Frito Pie bolted. Elena lunged and grabbed her. The cat twisted and sank her teeth into her hand. Elena screamed but held on. She wrestled the panicked cat into the backpack, zipped it shut, and slipped her arms through the straps. She ran for the door, hooked an elbow around the frame, and skidded to a stop.
A mass of flame and smoke blocked the stairway. Elena knelt beneath the billowing smoke and wiped her eyes. Frito Pie writhed and snarled in the backpack.
“It’s okay, Pie, I’ll find a way out.” Elena crawled to the girls’ room.
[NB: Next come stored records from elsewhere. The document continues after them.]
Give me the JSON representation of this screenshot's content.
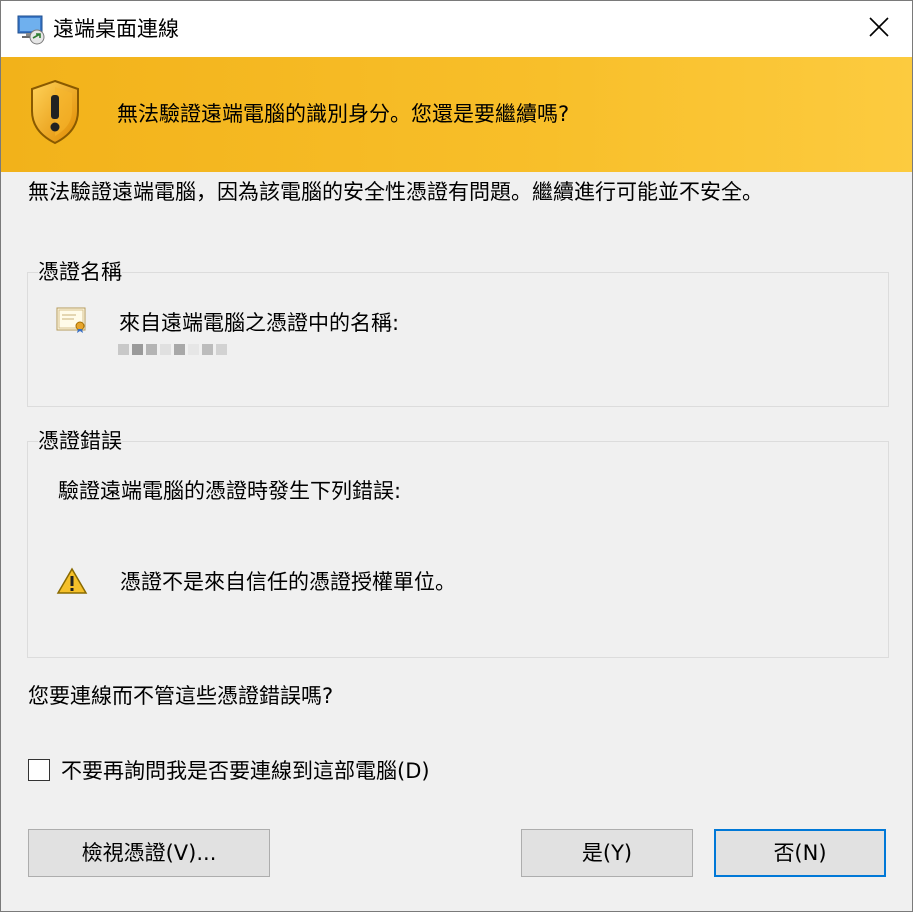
{
  "window": {
    "title": "遠端桌面連線",
    "title_icon": "remote-desktop-icon",
    "close_icon": "close-icon"
  },
  "banner": {
    "icon": "shield-warning-icon",
    "text": "無法驗證遠端電腦的識別身分。您還是要繼續嗎?",
    "colors": {
      "from": "#f2b21a",
      "to": "#fccb3f"
    }
  },
  "intro": "無法驗證遠端電腦，因為該電腦的安全性憑證有問題。繼續進行可能並不安全。",
  "cert_name": {
    "group_title": "憑證名稱",
    "icon": "certificate-icon",
    "label": "來自遠端電腦之憑證中的名稱:"
  },
  "cert_errors": {
    "group_title": "憑證錯誤",
    "intro": "驗證遠端電腦的憑證時發生下列錯誤:",
    "icon": "warning-icon",
    "error": "憑證不是來自信任的憑證授權單位。"
  },
  "question": "您要連線而不管這些憑證錯誤嗎?",
  "checkbox": {
    "label": "不要再詢問我是否要連線到這部電腦(D)",
    "checked": false
  },
  "buttons": {
    "view_cert": "檢視憑證(V)...",
    "yes": "是(Y)",
    "no": "否(N)"
  },
  "accent_color": "#0078d7"
}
She could make a rope of their bed sheets, tie it to a bed…Elena flashed to making girls’ matching quilts, Frito Pie purring in her lap, the oak leaves dancing outside the window…
Elena grabbed the quilts and dashed across the hall to the sewing room. The smoke forced her to her knees. She crawled to the window, reached up, and shoved. Nothing. The window wouldn’t budge. Elena pounded the frame. Frito Pie, trapped in the backpack, let her bladder go, adding to
the stink of the smoke seeping under the door
Elena took a breath, held it, and stood. She grabbed the handle on the window frame and hauled upward. The window opened with a shriek. Elena gasped, got a lungful of smoke. She fell to her knees, took two quick breaths, and gathered herself. She flung the wadded quilts out the window. Then, praying it would hold their weight, she reached for the oak branch.
Elena pressed her cheek into the oak’s rough bark and clung to the trunk with both arms. A fireman climbed a ladder toward her. Behind him, streams of water arced onto the roof of her house.
“Ma’am, I’m going to help you down.”
“Please hurry. I don’t like heights.”
The fireman smiled. “We’ll take it slow and easy,” he said, “and we’ll get there safe and sound.” He paused. “You know, most of the time, when I climb a tree, it’s to rescue of a cat.”
“I’ve got one in the bag,” Elena said. “When we get to the ground, I’ll let it out.”
Prompted by Patty Mallet (cat, upstairs bedroom, Barnes & Noble gift card)
Photo by Parker Coffman on Unsplash
Leave me a prompt (a living thing, an inanimate object, and a location) and I will write a story and tag you when it’s published.
Jim’s Taco Fund
I don’t need cat litter, but why don’t you chip in for a few tacos or maybe a pulque?